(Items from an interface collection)
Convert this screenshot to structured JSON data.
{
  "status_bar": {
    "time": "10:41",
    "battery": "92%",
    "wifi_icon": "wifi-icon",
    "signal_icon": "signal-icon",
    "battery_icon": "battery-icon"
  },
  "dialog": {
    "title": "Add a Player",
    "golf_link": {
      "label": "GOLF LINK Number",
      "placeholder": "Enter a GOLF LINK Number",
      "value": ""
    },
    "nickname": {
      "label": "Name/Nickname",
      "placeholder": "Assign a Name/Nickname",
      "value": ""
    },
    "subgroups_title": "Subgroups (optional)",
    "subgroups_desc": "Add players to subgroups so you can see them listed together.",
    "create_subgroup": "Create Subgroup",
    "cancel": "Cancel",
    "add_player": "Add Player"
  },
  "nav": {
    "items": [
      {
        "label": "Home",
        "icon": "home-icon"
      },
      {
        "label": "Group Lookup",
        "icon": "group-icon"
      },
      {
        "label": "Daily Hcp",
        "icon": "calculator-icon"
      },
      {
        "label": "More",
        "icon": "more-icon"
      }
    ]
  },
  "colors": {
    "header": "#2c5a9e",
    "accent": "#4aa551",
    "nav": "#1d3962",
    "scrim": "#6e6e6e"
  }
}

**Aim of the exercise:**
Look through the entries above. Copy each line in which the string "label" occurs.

**Task solution:**
      "label": "GOLF LINK Number",
      "label": "Name/Nickname",
        "label": "Home",
        "label": "Group Lookup",
        "label": "Daily Hcp",
        "label": "More",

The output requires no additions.